He believes that a similar scenario to the Palestinian refugees’ naturalization was being repeated with Syrian refugees.

“However, some international, governmental and non-governmental organizations are highly benefitting from the refugees’ stay through a web of money and benefits,” said Bassil.

“There’s a scheme aiming to create a new strife between the Lebanese and the Syrians, the result of which serves the partition project,” he said.

Sunday’s remarks from Aoun and Bassil came as Lebanon witnesses a new campaign against Syrian refugees, amid ongoing political paralysis.

Many municipalities issued in the past few days additional decisions limiting the movement of refugees at night.

Last month, it was reported that around 50 Syrians were sent back to Syria after entering Lebanon illegally.

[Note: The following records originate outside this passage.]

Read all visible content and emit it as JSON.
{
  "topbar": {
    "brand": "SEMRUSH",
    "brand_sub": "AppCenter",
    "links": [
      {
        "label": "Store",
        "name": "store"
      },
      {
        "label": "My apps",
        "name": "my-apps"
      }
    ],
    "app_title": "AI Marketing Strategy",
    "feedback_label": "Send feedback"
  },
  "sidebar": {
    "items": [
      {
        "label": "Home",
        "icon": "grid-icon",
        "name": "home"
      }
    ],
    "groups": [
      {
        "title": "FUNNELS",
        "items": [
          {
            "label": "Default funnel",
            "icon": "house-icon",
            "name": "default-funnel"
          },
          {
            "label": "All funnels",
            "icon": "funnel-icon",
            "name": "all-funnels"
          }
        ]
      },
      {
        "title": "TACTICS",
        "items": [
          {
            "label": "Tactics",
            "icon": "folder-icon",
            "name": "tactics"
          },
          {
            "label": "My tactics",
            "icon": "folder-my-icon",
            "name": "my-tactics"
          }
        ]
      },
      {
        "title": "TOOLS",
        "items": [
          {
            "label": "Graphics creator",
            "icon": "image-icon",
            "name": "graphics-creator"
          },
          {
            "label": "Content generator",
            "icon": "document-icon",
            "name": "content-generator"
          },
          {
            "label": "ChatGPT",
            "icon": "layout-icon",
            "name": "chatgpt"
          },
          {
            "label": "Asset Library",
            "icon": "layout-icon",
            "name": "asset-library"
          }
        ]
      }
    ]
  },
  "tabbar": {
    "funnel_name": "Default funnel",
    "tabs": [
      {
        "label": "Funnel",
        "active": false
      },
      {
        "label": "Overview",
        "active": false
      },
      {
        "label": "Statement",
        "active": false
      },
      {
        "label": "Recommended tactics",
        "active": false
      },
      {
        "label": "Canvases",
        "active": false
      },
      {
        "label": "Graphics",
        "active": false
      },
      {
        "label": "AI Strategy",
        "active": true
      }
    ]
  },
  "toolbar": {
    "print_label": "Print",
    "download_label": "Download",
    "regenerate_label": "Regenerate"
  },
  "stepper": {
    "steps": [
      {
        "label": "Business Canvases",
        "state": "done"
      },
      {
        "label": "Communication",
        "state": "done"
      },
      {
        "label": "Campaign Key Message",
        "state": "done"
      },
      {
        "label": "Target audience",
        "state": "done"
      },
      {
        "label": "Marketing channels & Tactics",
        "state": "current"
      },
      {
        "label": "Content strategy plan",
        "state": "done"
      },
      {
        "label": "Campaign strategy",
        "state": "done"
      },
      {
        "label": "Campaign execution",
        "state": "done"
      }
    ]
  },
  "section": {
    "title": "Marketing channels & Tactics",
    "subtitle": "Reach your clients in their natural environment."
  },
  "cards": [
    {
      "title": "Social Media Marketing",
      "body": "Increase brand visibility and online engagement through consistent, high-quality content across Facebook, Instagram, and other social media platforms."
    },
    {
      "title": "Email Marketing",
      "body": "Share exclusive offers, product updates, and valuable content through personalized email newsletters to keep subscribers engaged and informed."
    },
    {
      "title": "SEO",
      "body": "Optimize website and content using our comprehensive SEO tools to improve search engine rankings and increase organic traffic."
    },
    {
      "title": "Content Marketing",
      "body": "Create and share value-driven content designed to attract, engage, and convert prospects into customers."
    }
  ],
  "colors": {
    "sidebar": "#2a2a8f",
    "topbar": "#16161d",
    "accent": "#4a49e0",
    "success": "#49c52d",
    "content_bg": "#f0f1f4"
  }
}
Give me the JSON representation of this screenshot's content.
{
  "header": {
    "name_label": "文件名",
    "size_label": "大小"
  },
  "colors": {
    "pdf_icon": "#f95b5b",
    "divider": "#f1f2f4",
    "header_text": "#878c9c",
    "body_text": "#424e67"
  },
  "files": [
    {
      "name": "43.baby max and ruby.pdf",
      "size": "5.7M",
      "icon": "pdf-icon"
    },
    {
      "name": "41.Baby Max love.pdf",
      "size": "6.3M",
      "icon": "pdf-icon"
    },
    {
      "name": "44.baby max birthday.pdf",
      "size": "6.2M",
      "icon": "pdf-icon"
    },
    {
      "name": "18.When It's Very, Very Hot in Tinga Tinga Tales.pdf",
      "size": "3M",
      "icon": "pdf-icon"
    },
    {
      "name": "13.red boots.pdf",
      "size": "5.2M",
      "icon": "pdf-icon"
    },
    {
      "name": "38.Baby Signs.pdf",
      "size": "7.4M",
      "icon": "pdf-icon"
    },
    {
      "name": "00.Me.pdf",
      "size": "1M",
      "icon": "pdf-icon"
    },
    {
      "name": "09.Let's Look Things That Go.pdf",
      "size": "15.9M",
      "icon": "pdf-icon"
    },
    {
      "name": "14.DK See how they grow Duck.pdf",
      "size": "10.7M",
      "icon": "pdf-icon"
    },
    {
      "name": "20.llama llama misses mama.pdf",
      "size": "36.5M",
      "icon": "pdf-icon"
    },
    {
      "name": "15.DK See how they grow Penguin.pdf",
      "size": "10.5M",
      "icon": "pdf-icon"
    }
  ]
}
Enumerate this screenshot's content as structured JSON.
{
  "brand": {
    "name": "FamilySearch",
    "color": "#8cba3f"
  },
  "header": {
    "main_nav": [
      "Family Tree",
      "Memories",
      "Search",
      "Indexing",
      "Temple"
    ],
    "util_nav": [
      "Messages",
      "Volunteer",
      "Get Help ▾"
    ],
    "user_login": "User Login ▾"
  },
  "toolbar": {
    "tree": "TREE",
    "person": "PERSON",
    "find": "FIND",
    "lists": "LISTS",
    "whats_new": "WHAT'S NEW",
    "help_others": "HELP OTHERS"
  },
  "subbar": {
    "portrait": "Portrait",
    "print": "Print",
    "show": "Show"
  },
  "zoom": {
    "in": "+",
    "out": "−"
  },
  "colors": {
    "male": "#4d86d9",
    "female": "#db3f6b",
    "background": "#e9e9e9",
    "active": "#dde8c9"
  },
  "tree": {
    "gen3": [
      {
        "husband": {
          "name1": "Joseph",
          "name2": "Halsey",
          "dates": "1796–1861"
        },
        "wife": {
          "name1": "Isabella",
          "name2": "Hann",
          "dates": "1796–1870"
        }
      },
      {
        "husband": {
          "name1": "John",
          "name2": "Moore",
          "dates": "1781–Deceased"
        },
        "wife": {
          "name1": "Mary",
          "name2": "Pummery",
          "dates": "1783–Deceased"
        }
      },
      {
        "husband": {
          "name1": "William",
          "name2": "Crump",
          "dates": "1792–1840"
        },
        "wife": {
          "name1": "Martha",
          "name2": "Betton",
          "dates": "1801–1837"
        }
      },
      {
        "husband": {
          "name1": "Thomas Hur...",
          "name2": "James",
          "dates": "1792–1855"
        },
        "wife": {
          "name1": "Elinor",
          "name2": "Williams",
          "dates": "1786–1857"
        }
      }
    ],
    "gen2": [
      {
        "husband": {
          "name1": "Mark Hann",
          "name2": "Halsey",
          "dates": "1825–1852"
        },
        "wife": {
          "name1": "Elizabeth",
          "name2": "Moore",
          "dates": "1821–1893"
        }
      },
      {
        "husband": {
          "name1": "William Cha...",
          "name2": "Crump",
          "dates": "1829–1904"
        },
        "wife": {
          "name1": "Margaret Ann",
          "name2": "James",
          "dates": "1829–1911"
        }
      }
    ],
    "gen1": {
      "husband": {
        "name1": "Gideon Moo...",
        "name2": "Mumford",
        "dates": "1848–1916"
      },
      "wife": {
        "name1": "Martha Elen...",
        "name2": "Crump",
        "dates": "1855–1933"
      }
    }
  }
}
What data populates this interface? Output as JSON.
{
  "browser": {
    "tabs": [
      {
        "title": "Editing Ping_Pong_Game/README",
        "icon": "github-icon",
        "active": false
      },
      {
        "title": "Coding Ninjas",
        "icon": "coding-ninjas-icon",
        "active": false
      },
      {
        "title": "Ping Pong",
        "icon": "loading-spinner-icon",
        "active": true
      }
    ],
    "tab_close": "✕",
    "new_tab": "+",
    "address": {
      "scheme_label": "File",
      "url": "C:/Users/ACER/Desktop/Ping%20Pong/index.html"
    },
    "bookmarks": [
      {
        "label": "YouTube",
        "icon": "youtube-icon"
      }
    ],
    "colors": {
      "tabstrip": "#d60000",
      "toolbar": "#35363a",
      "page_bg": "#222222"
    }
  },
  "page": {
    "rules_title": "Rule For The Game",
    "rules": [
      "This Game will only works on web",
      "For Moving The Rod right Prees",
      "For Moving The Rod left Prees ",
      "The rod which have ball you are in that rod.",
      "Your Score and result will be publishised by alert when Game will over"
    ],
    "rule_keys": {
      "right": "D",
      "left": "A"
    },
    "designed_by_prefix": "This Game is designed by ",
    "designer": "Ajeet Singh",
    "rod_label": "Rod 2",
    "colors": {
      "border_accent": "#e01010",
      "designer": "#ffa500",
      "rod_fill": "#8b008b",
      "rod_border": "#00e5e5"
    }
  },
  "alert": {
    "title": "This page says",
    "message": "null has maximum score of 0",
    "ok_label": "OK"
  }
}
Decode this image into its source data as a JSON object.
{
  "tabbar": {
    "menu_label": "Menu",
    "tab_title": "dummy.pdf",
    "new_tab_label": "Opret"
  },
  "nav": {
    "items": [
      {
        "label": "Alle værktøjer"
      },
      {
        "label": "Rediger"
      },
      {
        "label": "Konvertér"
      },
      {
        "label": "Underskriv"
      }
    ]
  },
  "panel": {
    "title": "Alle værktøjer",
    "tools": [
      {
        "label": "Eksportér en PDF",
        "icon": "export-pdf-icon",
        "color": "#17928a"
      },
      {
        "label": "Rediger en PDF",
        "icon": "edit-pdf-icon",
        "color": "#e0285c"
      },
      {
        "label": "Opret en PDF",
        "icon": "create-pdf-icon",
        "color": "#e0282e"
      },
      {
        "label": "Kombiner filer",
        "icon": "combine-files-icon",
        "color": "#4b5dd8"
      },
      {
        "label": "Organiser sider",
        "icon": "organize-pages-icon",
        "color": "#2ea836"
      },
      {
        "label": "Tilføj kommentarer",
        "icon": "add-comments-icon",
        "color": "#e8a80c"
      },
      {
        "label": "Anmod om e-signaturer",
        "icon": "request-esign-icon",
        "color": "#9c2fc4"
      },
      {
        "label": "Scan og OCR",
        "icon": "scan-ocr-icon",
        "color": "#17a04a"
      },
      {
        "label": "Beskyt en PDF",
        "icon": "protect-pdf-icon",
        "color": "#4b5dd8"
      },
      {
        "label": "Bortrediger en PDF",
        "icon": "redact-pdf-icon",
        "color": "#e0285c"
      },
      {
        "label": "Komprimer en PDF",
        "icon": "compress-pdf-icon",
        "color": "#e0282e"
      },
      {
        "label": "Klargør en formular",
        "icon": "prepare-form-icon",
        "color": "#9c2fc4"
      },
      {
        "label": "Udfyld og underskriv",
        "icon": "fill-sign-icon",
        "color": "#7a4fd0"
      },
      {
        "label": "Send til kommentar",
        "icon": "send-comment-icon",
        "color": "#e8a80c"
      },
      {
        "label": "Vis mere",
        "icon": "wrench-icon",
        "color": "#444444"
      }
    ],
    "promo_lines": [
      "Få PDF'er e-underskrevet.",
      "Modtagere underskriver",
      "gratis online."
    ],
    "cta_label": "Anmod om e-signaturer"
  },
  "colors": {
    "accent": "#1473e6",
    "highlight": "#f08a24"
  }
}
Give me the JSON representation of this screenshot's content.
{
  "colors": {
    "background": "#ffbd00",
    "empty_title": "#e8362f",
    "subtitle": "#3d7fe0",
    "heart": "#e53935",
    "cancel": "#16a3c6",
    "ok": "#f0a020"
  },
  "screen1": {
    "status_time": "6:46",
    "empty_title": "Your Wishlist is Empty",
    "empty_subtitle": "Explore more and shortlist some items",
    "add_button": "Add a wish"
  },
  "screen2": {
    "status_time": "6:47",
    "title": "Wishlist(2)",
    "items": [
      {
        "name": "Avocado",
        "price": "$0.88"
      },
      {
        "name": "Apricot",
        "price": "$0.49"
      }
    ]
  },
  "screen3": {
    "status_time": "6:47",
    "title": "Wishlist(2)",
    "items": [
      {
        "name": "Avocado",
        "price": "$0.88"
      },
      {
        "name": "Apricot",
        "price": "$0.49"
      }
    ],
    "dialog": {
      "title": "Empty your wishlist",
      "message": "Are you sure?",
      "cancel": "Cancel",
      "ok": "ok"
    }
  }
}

Moreover, inaccurate statistics indicate that around 40 percent of inmates in Lebanese prisons are Syrian detainees who committed theft, murder and kidnapping.

Ali, a refugee from Idlib, said that his 20-year-old relative was able to return to Syria a month ago through illegal crossings between Lebanon and Syria.

Ali claimed that he had to pay significant amounts of money in dollars to Lebanese and Syrian brokers, some of whom were security personnel.

Ahmad, a Syrian refugee from Idlib registered by the UNHCR, told Arab News that “not all refugees should be held accountable for the crimes committed by some Syrians in Lebanon.”

Ahmad acknowledged that the Lebanese state has the right to impose its order and that refugees should abide by the laws.

“However, everyone is benefitting from the illegal border crossings, including Lebanese and Syrian smugglers,” he added.

In 2019, former Defense Minister Elias Bou Saab clarified that “the list of the Lebanese State Security body includes 136 illegal crossings and a significant number of crossings allocated for walking or animal crossing.”

A ministerial meeting held last week to discuss the Syrian refugee file ordered security personnel to “strictly prosecute violators and prevent illegal entry of Syrians.”

Against the background of the tension happening in Lebanon due to the repatriation of Syrian refugees, the Autonomous Administration of North and East Syria announced that it is ready to receive Syrian refugees from Lebanon and different regions of the world.

It called on the UN to “provide the adequate environments.”

Badran Chiya Kurd, co-chair of the Foreign Relations Department of the Autonomous Administration of North and East Syria, said that “the Syrian refugees in Lebanon are living in very difficult conditions.”

The official urged the UN to play its “responsible role and open a humanitarian corridor between Lebanon and our region to facilitate the refugees’ return, as it is a humanitarian cause.”